The newest generation of lawyers also grew up when the tech was ascendant, finding friends on Facebook and searching for answers on Google while Wall Street banks drew ire over the 2008 financial crisis.

During the pandemic, "associates took time to look inward at the kinds of clients they're servicing," said Kate Reder Sheikh, a legal recruiter at Major, Lindsey & Africa.

WHAT'S NEXT?

Elite law firms are built to lose associates every year – not everyone can make partners. Not all the New York firms lost associates at the same rate.

Most did attract new associates: Davis Polk poached from San Francisco-based Orrick, Herrington & Sutcliffe and Simpson Thacher lured associates from Cahill.
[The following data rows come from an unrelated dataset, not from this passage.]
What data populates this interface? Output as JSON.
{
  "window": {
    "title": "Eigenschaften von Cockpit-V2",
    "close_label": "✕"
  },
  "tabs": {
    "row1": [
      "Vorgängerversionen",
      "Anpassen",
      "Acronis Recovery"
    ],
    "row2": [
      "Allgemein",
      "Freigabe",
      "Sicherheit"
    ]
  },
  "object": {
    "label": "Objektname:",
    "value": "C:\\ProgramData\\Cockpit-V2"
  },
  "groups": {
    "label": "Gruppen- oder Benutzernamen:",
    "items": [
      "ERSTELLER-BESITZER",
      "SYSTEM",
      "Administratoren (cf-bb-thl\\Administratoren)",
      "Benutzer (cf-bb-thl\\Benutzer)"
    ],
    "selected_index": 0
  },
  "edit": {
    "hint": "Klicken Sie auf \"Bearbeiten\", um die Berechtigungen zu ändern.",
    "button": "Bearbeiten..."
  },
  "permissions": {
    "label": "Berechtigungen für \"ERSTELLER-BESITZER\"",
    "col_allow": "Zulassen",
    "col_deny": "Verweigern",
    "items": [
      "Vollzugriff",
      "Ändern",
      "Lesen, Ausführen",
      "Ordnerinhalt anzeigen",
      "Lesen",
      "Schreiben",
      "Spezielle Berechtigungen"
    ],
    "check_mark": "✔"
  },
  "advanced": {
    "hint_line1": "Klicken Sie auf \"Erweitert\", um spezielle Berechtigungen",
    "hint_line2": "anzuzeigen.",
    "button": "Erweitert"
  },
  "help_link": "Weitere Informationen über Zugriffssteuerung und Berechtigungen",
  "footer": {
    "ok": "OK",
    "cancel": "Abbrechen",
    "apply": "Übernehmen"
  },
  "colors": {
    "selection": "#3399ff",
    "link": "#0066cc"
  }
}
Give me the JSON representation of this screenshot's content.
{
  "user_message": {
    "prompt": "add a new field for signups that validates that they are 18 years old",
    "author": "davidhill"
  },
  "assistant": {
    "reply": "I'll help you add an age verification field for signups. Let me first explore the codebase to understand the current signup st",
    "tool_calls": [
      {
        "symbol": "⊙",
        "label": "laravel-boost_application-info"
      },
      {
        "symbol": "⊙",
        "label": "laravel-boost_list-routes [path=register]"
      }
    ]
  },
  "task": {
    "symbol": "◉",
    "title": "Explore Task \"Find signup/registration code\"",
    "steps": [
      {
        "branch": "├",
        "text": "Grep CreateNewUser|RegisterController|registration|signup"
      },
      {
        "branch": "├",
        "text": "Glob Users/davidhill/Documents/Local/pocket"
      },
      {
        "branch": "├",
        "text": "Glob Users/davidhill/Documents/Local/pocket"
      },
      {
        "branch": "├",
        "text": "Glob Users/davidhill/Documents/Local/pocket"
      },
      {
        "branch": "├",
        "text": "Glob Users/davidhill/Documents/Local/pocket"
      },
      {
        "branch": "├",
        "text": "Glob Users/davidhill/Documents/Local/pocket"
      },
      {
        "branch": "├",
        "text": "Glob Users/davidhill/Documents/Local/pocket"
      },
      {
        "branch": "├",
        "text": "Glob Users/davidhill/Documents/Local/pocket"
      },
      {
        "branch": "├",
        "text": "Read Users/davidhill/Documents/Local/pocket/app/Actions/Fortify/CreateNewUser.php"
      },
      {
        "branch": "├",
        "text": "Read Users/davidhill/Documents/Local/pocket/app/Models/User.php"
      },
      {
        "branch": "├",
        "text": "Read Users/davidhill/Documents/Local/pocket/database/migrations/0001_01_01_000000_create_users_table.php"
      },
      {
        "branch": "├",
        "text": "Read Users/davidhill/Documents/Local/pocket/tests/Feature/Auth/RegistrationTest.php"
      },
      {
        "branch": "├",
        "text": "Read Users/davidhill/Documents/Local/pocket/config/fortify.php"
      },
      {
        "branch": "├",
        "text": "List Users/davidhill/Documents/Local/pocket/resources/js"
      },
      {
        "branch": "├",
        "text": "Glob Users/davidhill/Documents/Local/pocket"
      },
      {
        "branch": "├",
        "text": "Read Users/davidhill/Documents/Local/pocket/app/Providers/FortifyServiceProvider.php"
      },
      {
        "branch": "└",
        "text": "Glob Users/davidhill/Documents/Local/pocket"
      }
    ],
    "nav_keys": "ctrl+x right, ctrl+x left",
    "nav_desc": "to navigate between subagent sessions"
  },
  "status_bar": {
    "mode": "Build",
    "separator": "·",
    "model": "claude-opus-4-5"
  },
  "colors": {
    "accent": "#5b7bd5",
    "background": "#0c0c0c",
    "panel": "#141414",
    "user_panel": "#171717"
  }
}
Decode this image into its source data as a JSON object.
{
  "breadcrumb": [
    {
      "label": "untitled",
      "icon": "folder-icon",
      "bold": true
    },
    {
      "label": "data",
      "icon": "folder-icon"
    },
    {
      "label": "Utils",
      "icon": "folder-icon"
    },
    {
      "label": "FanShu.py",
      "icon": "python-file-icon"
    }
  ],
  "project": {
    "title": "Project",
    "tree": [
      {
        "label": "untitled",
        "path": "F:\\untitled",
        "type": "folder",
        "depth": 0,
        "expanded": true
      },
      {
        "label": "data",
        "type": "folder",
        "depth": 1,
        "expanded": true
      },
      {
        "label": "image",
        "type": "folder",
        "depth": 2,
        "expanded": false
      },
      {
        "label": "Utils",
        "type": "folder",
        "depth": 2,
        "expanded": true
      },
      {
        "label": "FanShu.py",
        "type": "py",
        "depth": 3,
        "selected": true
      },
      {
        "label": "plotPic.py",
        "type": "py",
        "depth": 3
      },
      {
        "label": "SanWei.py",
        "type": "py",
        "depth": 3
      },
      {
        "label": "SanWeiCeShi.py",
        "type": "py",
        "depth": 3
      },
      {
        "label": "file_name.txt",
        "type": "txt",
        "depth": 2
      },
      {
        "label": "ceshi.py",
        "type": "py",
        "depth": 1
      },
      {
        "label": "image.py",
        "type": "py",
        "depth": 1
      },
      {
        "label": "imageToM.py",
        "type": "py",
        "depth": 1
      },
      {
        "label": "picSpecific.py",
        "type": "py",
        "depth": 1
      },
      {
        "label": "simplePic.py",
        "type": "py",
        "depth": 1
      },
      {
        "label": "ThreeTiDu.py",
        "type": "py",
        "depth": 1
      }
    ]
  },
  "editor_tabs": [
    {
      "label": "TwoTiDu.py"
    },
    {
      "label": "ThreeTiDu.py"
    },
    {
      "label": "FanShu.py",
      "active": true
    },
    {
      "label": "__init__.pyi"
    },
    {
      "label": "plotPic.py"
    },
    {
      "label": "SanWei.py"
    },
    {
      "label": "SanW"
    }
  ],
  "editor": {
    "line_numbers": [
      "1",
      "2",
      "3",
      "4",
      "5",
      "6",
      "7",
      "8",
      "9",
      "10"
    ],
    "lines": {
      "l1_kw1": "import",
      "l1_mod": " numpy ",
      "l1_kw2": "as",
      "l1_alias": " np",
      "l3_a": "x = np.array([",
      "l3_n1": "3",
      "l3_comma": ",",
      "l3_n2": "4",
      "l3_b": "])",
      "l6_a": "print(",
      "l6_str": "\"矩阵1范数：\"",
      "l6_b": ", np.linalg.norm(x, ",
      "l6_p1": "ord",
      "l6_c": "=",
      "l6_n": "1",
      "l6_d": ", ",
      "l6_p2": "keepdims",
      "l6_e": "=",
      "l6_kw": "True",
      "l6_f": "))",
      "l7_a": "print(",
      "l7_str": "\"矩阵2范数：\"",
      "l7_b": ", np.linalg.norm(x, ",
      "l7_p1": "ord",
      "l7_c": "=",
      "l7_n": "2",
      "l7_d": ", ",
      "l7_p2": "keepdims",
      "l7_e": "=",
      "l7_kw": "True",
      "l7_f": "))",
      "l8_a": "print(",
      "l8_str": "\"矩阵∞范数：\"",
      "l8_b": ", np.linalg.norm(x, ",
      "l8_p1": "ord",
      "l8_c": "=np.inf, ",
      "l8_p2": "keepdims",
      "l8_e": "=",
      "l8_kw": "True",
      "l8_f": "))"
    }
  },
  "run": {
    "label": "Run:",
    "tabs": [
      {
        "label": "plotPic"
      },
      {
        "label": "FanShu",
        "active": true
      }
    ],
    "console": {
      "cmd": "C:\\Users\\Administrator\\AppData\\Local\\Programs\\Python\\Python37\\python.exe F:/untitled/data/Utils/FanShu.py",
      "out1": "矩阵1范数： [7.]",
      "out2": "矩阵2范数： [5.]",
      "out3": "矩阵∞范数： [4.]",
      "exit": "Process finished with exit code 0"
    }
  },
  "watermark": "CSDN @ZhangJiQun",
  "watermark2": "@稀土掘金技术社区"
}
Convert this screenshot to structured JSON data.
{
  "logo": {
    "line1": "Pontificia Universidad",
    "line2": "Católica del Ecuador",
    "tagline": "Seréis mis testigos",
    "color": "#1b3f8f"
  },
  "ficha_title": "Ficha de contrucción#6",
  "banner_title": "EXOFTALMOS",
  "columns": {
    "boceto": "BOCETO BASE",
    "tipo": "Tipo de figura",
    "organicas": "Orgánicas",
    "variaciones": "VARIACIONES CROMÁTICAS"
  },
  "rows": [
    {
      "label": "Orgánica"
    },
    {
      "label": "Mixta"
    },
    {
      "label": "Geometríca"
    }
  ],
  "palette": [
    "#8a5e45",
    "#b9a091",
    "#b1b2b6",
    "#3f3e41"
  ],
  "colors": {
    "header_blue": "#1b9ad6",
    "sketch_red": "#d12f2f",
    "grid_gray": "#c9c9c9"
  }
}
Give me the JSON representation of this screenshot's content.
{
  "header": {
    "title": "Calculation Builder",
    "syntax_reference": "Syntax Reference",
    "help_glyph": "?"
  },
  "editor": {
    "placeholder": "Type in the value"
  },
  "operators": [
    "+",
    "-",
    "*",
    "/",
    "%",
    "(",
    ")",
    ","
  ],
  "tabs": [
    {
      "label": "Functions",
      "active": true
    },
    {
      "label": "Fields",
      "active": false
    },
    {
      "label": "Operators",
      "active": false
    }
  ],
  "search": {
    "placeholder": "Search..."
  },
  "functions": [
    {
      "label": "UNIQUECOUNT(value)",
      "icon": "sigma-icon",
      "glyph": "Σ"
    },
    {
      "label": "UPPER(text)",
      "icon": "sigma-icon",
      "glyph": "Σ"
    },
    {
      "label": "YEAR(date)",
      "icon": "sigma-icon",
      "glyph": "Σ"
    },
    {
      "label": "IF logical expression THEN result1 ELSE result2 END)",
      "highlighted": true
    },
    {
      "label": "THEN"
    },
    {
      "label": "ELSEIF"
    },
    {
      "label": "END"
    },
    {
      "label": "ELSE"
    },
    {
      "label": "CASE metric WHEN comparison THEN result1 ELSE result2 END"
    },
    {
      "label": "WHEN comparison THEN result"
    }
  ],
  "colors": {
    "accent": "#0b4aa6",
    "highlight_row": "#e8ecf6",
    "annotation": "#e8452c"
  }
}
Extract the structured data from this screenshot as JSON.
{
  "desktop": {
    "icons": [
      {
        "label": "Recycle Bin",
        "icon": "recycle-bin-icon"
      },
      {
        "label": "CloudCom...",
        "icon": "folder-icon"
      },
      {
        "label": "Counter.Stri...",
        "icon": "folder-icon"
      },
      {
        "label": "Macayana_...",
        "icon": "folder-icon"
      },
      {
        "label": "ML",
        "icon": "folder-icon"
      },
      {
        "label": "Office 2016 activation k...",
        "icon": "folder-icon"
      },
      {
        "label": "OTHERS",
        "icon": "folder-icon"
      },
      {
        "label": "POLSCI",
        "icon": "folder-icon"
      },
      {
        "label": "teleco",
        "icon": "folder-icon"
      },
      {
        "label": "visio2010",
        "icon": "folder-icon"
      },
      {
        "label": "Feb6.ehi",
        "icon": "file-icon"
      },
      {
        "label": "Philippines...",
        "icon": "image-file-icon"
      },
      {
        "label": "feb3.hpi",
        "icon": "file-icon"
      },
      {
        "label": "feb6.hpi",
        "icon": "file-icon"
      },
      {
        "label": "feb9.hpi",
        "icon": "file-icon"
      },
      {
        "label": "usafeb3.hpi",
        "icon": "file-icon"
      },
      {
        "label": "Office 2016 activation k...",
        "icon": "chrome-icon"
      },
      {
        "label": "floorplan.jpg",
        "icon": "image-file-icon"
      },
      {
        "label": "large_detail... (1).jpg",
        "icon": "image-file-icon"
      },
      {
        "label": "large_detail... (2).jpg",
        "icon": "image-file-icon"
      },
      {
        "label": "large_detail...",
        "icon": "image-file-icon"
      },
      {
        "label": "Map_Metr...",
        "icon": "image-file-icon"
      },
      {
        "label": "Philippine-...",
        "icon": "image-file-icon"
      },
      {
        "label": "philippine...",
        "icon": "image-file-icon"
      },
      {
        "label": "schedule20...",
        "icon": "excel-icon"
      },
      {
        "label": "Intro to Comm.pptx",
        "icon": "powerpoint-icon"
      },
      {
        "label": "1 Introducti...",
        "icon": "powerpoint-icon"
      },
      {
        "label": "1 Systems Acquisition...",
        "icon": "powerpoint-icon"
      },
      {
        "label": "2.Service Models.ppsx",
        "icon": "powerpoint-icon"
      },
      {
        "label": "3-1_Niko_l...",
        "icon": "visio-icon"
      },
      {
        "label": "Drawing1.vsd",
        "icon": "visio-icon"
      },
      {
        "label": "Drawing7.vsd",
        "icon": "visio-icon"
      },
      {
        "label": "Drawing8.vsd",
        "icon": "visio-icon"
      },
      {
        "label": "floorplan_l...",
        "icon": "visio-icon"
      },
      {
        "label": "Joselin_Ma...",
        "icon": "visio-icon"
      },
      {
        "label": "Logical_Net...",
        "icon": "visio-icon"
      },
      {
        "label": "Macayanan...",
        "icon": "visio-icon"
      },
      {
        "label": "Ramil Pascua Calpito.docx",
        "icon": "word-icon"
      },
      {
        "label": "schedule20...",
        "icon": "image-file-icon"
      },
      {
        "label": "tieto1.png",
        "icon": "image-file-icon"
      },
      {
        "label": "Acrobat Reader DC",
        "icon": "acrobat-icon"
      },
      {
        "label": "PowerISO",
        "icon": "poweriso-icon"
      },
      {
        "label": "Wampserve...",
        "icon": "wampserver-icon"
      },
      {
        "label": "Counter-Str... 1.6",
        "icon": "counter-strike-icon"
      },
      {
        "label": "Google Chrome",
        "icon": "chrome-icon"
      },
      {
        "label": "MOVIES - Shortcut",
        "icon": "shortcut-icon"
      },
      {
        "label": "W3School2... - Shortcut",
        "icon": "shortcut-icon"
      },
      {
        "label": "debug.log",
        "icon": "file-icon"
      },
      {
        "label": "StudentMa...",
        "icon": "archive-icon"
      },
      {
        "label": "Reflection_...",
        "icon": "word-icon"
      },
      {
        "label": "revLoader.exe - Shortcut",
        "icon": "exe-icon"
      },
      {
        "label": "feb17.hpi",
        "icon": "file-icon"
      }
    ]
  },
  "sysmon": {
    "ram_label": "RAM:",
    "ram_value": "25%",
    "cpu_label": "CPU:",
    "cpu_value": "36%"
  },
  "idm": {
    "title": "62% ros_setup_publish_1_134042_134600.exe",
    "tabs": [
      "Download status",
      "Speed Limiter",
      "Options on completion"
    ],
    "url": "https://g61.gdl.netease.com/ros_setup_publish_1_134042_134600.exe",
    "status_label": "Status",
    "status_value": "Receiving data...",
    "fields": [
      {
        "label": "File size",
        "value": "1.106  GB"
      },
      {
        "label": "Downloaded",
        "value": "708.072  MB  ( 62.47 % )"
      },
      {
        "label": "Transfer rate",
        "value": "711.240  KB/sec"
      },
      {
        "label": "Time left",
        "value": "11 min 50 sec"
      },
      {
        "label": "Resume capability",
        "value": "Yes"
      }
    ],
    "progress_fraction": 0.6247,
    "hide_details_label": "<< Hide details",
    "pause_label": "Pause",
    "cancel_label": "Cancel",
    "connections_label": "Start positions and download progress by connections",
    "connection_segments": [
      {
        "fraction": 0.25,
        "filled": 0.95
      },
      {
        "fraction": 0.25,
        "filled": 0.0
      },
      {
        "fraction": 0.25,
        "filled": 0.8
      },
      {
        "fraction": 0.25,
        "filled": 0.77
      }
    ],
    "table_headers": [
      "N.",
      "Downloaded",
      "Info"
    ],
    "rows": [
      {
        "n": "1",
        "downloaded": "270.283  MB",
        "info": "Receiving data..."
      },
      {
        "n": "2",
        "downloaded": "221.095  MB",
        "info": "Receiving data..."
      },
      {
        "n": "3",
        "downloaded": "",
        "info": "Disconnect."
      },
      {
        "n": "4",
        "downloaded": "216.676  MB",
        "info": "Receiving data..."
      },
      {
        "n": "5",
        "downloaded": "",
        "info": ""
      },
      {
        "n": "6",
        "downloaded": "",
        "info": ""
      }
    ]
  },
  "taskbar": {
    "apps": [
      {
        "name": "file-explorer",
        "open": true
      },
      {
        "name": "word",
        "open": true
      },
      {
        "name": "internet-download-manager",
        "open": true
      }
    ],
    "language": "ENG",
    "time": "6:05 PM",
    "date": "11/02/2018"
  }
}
Paul, Weiss hired from Sullivan & Cromwell and Simpson Thacher, Milbank from Weil and Debevoise from Latham, LinkedIn data shows.

Still, the pandemic, high deal volume, and a hot hiring market have pushed some associates to leave those New York firms faster than planned, associates and recruiters said, at a time when the firms are offering two-part special bonuses as high as $64,000 to retain talent and, in some cases, raising current first years' salaries as high as $205,000.

Another wave of departures could be looming.

As U.S. COVID-19 vaccination rates rise and case numbers fall, law firms are issuing office return plans – meaning associates riding out the pandemic in say, Florida, must now figure out if they want to come back to New York or find a job that lets them stay put.

"That's going to be decision time for a lot of people," said Lawrence Klein, a New York legal recruiter at Robert Half.